Not much more than a month after mourning the death of Pasifika trailblazer Olsen Filipaina, rugby league has lost the original Polynesian pioneer ex-Kiwi prop Oscar Danielson, who has passed away in Wollongong aged 83.
Apia-born Danielson, one of New Zealand’s original exports to what was then known as the New South Wales Rugby League premiership, was the first Samoa-born player to play in the competition.
He signed with the Newtown Jets for the 1970 season, the same year fellow Kiwi front rower Bill Noonan started his 196-game Sydney premiership career with Canterbury Bankstown.
Other Kiwis followed soon after, notably Eddie Heatley (North Sydney), Bernie Lowther (Canterbury Bankstown) and Henry Tatana (Canterbury Bankstown), who all commanded interest from Sydney clubs in the wake of the Kiwis’ all-conquering deeds in 1971.
In making the move the players forfeited their chances of playing international rugby league, the signing clubs paying the New Zealand Rugby League a transfer fee for the player.
During those times numerous Kiwis signed to play in the lower grades in Sydney or with New South Wales country or Queensland clubs, among them Ron Ackland, Bruce Castle, Eddie Moore, Jock Butterfield, Bill Snowden, Mel Cooke, Graham Kennedy, Bill Deacon, Bill Burgoyne, Doug Gailey and Robert Orchard.
Danielson made 47 appearances and scored four tries for Newtown from 1970-1972 before becoming player-coach with the Corrimal Cougars in Wollongong in 1973, guiding the club to premiership victory the following year.
A key player for Marist in the 1960s, Danielson played for Auckland and also for New Zealand Māori before making his Test debut as Kiwi #454 in 1967 and going on to represent New Zealand at the 1968 Rugby League World Cup.

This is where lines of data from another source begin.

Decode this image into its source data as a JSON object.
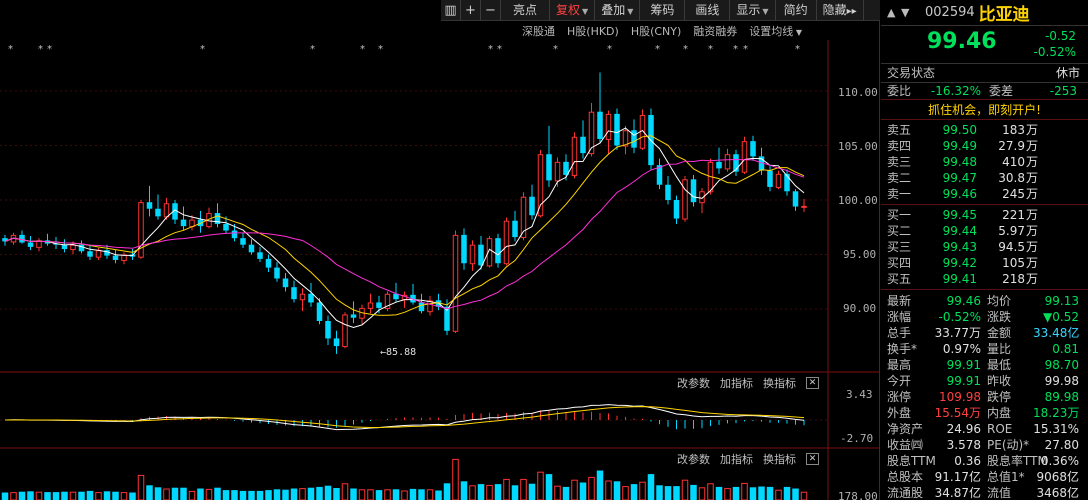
{
  "toolbar": {
    "buttons": [
      "亮点",
      "复权",
      "叠加",
      "筹码",
      "画线",
      "显示",
      "简约",
      "隐藏"
    ]
  },
  "sub_menu": [
    "深股通",
    "H股(HKD)",
    "H股(CNY)",
    "融资融券",
    "设置均线"
  ],
  "kline_panel": {
    "price_labels": [
      "110.00",
      "105.00",
      "100.00",
      "95.00",
      "90.00"
    ],
    "low_marker": "85.88",
    "candles": [
      [
        96.5,
        96.8,
        95.8,
        96.2
      ],
      [
        96.2,
        97.0,
        95.9,
        96.8
      ],
      [
        96.8,
        97.2,
        96.0,
        96.1
      ],
      [
        96.1,
        96.7,
        95.4,
        95.7
      ],
      [
        95.7,
        96.5,
        95.3,
        96.3
      ],
      [
        96.3,
        96.9,
        95.8,
        96.0
      ],
      [
        96.0,
        96.6,
        95.5,
        95.9
      ],
      [
        95.9,
        96.4,
        95.2,
        95.5
      ],
      [
        95.5,
        96.2,
        95.0,
        95.9
      ],
      [
        95.9,
        96.3,
        95.1,
        95.3
      ],
      [
        95.3,
        95.9,
        94.5,
        94.8
      ],
      [
        94.8,
        95.6,
        94.5,
        95.4
      ],
      [
        95.4,
        95.9,
        94.6,
        94.9
      ],
      [
        94.9,
        95.4,
        94.2,
        94.5
      ],
      [
        94.5,
        95.2,
        94.1,
        95.0
      ],
      [
        95.0,
        95.5,
        94.5,
        94.8
      ],
      [
        94.8,
        100.0,
        94.6,
        99.8
      ],
      [
        99.8,
        101.3,
        98.5,
        99.2
      ],
      [
        99.2,
        100.5,
        98.2,
        98.5
      ],
      [
        98.5,
        100.2,
        98.2,
        99.7
      ],
      [
        99.7,
        100.0,
        97.8,
        98.2
      ],
      [
        98.2,
        99.4,
        97.2,
        97.6
      ],
      [
        97.6,
        98.6,
        97.2,
        98.2
      ],
      [
        98.2,
        99.0,
        97.0,
        97.6
      ],
      [
        97.6,
        99.3,
        97.4,
        98.8
      ],
      [
        98.8,
        99.7,
        97.5,
        97.8
      ],
      [
        97.8,
        98.5,
        96.9,
        97.2
      ],
      [
        97.2,
        97.8,
        96.2,
        96.5
      ],
      [
        96.5,
        97.0,
        95.6,
        95.9
      ],
      [
        95.9,
        96.4,
        95.0,
        95.2
      ],
      [
        95.2,
        95.7,
        94.3,
        94.6
      ],
      [
        94.6,
        95.0,
        93.4,
        93.8
      ],
      [
        93.8,
        94.3,
        92.5,
        92.8
      ],
      [
        92.8,
        93.3,
        91.6,
        92.0
      ],
      [
        92.0,
        92.6,
        90.6,
        90.9
      ],
      [
        90.9,
        91.9,
        89.8,
        91.4
      ],
      [
        91.4,
        92.4,
        90.2,
        90.6
      ],
      [
        90.6,
        91.0,
        88.6,
        88.9
      ],
      [
        88.9,
        89.4,
        86.7,
        87.3
      ],
      [
        87.3,
        88.0,
        85.88,
        86.6
      ],
      [
        86.6,
        89.7,
        86.4,
        89.5
      ],
      [
        89.5,
        90.7,
        88.7,
        89.2
      ],
      [
        89.2,
        90.4,
        88.6,
        90.1
      ],
      [
        90.1,
        91.4,
        89.6,
        90.6
      ],
      [
        90.6,
        91.2,
        89.6,
        90.1
      ],
      [
        90.1,
        91.6,
        89.8,
        91.4
      ],
      [
        91.4,
        92.4,
        90.6,
        90.9
      ],
      [
        90.9,
        91.6,
        90.1,
        91.3
      ],
      [
        91.3,
        92.3,
        90.4,
        90.6
      ],
      [
        90.6,
        91.4,
        89.6,
        89.8
      ],
      [
        89.8,
        91.2,
        89.4,
        90.8
      ],
      [
        90.8,
        91.4,
        89.9,
        90.2
      ],
      [
        90.2,
        90.9,
        87.6,
        88.0
      ],
      [
        88.0,
        97.2,
        87.8,
        96.8
      ],
      [
        96.8,
        97.4,
        93.6,
        94.2
      ],
      [
        94.2,
        96.3,
        93.5,
        95.9
      ],
      [
        95.9,
        96.7,
        93.6,
        94.0
      ],
      [
        94.0,
        96.7,
        93.8,
        96.5
      ],
      [
        96.5,
        96.9,
        93.8,
        94.2
      ],
      [
        94.2,
        98.4,
        94.0,
        98.1
      ],
      [
        98.1,
        99.0,
        96.2,
        96.6
      ],
      [
        96.6,
        100.7,
        96.3,
        100.3
      ],
      [
        100.3,
        101.4,
        98.2,
        98.6
      ],
      [
        98.6,
        104.6,
        98.4,
        104.2
      ],
      [
        104.2,
        106.8,
        101.2,
        101.8
      ],
      [
        101.8,
        103.9,
        101.2,
        103.5
      ],
      [
        103.5,
        104.2,
        101.8,
        102.3
      ],
      [
        102.3,
        106.2,
        102.0,
        105.8
      ],
      [
        105.8,
        107.3,
        103.8,
        104.3
      ],
      [
        104.3,
        108.9,
        104.0,
        108.1
      ],
      [
        108.1,
        111.7,
        105.2,
        105.6
      ],
      [
        105.6,
        108.2,
        104.2,
        107.9
      ],
      [
        107.9,
        108.4,
        104.6,
        105.0
      ],
      [
        105.0,
        106.8,
        104.2,
        106.4
      ],
      [
        106.4,
        107.4,
        104.3,
        104.8
      ],
      [
        104.8,
        108.3,
        104.6,
        107.8
      ],
      [
        107.8,
        108.4,
        102.8,
        103.2
      ],
      [
        103.2,
        103.8,
        101.0,
        101.4
      ],
      [
        101.4,
        102.2,
        99.6,
        100.0
      ],
      [
        100.0,
        100.4,
        97.8,
        98.3
      ],
      [
        98.3,
        102.2,
        98.0,
        101.9
      ],
      [
        101.9,
        102.3,
        99.4,
        99.8
      ],
      [
        99.8,
        101.1,
        98.8,
        100.8
      ],
      [
        100.8,
        103.8,
        100.5,
        103.5
      ],
      [
        103.5,
        104.8,
        102.4,
        102.9
      ],
      [
        102.9,
        104.7,
        102.6,
        104.2
      ],
      [
        104.2,
        104.6,
        102.2,
        102.6
      ],
      [
        102.6,
        105.8,
        102.4,
        105.4
      ],
      [
        105.4,
        105.9,
        103.6,
        104.0
      ],
      [
        104.0,
        104.8,
        102.3,
        102.7
      ],
      [
        102.7,
        103.2,
        100.8,
        101.2
      ],
      [
        101.2,
        102.7,
        101.0,
        102.4
      ],
      [
        102.4,
        102.8,
        100.4,
        100.8
      ],
      [
        100.8,
        101.0,
        99.0,
        99.4
      ],
      [
        99.4,
        100.1,
        98.9,
        99.46
      ]
    ]
  },
  "macd_panel": {
    "buttons": [
      "改参数",
      "加指标",
      "换指标"
    ],
    "labels": [
      "3.43",
      "-2.70"
    ]
  },
  "vol_panel": {
    "buttons": [
      "改参数",
      "加指标",
      "换指标"
    ],
    "labels": [
      "178.00"
    ]
  },
  "quote": {
    "code": "002594",
    "name": "比亚迪",
    "price": "99.46",
    "change": "-0.52",
    "change_pct": "-0.52%",
    "status_label": "交易状态",
    "status_value": "休市",
    "wb_label": "委比",
    "wb_value": "-16.32%",
    "wc_label": "委差",
    "wc_value": "-253",
    "promo": "抓住机会，即刻开户!",
    "asks": [
      {
        "label": "卖五",
        "price": "99.50",
        "vol": "183",
        "unit": "万"
      },
      {
        "label": "卖四",
        "price": "99.49",
        "vol": "27.9",
        "unit": "万"
      },
      {
        "label": "卖三",
        "price": "99.48",
        "vol": "410",
        "unit": "万"
      },
      {
        "label": "卖二",
        "price": "99.47",
        "vol": "30.8",
        "unit": "万"
      },
      {
        "label": "卖一",
        "price": "99.46",
        "vol": "245",
        "unit": "万"
      }
    ],
    "bids": [
      {
        "label": "买一",
        "price": "99.45",
        "vol": "221",
        "unit": "万"
      },
      {
        "label": "买二",
        "price": "99.44",
        "vol": "5.97",
        "unit": "万"
      },
      {
        "label": "买三",
        "price": "99.43",
        "vol": "94.5",
        "unit": "万"
      },
      {
        "label": "买四",
        "price": "99.42",
        "vol": "105",
        "unit": "万"
      },
      {
        "label": "买五",
        "price": "99.41",
        "vol": "218",
        "unit": "万"
      }
    ],
    "stats": [
      {
        "l1": "最新",
        "v1": "99.46",
        "c1": "g",
        "l2": "均价",
        "v2": "99.13",
        "c2": "g"
      },
      {
        "l1": "涨幅",
        "v1": "-0.52%",
        "c1": "g",
        "l2": "涨跌",
        "v2": "▼0.52",
        "c2": "g"
      },
      {
        "l1": "总手",
        "v1": "33.77万",
        "c1": "w",
        "l2": "金额",
        "v2": "33.48亿",
        "c2": "c"
      },
      {
        "l1": "换手*",
        "v1": "0.97%",
        "c1": "w",
        "l2": "量比",
        "v2": "0.81",
        "c2": "g"
      },
      {
        "l1": "最高",
        "v1": "99.91",
        "c1": "g",
        "l2": "最低",
        "v2": "98.70",
        "c2": "g"
      },
      {
        "l1": "今开",
        "v1": "99.91",
        "c1": "g",
        "l2": "昨收",
        "v2": "99.98",
        "c2": "w"
      },
      {
        "l1": "涨停",
        "v1": "109.98",
        "c1": "r",
        "l2": "跌停",
        "v2": "89.98",
        "c2": "g"
      },
      {
        "l1": "外盘",
        "v1": "15.54万",
        "c1": "r",
        "l2": "内盘",
        "v2": "18.23万",
        "c2": "g"
      },
      {
        "l1": "净资产",
        "v1": "24.96",
        "c1": "w",
        "l2": "ROE",
        "v2": "15.31%",
        "c2": "w"
      },
      {
        "l1": "收益㈣",
        "v1": "3.578",
        "c1": "w",
        "l2": "PE(动)*",
        "v2": "27.80",
        "c2": "w"
      },
      {
        "l1": "股息TTM",
        "v1": "0.36",
        "c1": "w",
        "l2": "股息率TTM",
        "v2": "0.36%",
        "c2": "w"
      },
      {
        "l1": "总股本",
        "v1": "91.17亿",
        "c1": "w",
        "l2": "总值1*",
        "v2": "9068亿",
        "c2": "w"
      },
      {
        "l1": "流通股",
        "v1": "34.87亿",
        "c1": "w",
        "l2": "流值",
        "v2": "3468亿",
        "c2": "w"
      }
    ]
  },
  "colors": {
    "up": "#ff3333",
    "down": "#00d8ff",
    "ma5": "#ffffff",
    "ma10": "#ffd400",
    "ma20": "#ff2fd8"
  }
}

Legendary coach Harry Bath brought the ball-playing prop Danielson to Newtown, signing him in an Auckland hotel bar.